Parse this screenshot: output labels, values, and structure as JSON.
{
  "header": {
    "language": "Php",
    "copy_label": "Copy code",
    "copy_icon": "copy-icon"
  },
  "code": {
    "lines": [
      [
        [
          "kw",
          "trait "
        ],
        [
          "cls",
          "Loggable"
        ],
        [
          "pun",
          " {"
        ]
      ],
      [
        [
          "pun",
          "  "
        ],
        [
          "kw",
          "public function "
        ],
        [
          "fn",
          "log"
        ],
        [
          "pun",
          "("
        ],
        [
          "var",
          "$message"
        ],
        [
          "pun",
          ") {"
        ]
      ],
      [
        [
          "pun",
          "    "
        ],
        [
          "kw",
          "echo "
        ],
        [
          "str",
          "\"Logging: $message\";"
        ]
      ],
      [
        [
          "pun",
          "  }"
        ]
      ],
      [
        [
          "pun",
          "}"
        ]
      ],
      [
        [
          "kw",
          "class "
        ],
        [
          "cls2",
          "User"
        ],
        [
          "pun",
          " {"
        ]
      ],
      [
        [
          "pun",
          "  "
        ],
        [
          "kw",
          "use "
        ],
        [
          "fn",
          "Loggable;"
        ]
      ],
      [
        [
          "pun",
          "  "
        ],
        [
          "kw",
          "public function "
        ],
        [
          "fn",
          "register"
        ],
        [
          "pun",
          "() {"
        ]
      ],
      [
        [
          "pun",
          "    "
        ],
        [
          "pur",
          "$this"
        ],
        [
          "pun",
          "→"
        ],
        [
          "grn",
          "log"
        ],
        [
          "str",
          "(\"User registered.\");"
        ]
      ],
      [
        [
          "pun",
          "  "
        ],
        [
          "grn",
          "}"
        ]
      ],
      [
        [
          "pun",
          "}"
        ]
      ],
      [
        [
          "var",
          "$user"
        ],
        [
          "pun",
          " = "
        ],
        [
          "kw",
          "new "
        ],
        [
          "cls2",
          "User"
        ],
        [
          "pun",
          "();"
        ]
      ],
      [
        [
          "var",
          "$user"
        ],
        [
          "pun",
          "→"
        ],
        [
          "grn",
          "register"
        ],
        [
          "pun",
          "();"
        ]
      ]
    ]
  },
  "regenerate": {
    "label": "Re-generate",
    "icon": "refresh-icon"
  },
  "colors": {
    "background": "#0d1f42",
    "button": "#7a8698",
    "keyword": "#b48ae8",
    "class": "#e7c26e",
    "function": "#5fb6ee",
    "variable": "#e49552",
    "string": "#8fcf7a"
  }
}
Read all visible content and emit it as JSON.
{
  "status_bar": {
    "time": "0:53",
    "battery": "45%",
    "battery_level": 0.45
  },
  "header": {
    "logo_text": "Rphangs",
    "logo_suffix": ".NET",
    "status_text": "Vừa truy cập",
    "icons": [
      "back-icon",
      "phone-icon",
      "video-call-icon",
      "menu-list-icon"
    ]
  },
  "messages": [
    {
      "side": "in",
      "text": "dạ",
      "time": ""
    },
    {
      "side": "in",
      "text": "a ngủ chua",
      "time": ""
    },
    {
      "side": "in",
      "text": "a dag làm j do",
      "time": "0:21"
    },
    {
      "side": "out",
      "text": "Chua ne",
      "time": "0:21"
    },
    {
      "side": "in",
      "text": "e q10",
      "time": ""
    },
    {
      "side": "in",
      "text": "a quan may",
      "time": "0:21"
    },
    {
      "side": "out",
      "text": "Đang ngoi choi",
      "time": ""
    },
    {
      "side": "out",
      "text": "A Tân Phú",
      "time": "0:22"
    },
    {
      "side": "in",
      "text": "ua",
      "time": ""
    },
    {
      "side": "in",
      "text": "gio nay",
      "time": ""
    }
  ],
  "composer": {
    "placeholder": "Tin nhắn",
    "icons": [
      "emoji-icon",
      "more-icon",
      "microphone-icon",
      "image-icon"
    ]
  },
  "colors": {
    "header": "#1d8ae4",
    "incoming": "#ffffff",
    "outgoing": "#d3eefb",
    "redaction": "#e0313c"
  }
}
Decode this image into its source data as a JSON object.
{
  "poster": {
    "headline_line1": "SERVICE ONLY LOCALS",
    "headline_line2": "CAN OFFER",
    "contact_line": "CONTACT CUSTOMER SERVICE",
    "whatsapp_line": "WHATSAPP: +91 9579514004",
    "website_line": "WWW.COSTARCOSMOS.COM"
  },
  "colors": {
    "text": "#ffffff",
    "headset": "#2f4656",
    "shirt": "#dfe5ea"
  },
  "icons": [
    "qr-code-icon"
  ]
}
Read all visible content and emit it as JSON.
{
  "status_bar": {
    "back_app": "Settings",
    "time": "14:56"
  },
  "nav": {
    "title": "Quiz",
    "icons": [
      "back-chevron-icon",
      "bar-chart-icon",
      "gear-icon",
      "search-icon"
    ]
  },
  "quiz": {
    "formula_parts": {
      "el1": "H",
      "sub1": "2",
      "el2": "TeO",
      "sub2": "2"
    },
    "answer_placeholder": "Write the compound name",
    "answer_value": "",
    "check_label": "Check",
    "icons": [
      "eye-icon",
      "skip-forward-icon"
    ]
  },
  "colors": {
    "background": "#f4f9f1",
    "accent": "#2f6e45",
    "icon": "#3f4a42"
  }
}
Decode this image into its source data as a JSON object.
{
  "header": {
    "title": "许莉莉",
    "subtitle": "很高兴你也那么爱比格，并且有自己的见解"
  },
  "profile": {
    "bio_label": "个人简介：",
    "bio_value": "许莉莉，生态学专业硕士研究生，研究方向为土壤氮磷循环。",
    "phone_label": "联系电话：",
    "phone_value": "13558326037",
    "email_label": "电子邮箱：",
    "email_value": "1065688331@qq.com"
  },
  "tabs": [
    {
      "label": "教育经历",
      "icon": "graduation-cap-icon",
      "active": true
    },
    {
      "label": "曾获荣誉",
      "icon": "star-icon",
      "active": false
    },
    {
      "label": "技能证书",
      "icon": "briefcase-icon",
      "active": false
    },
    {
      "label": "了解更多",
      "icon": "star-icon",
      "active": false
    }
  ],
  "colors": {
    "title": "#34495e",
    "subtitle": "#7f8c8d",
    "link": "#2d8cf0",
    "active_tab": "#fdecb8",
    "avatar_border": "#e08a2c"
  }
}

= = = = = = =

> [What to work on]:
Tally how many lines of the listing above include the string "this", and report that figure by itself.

> [Result]:
4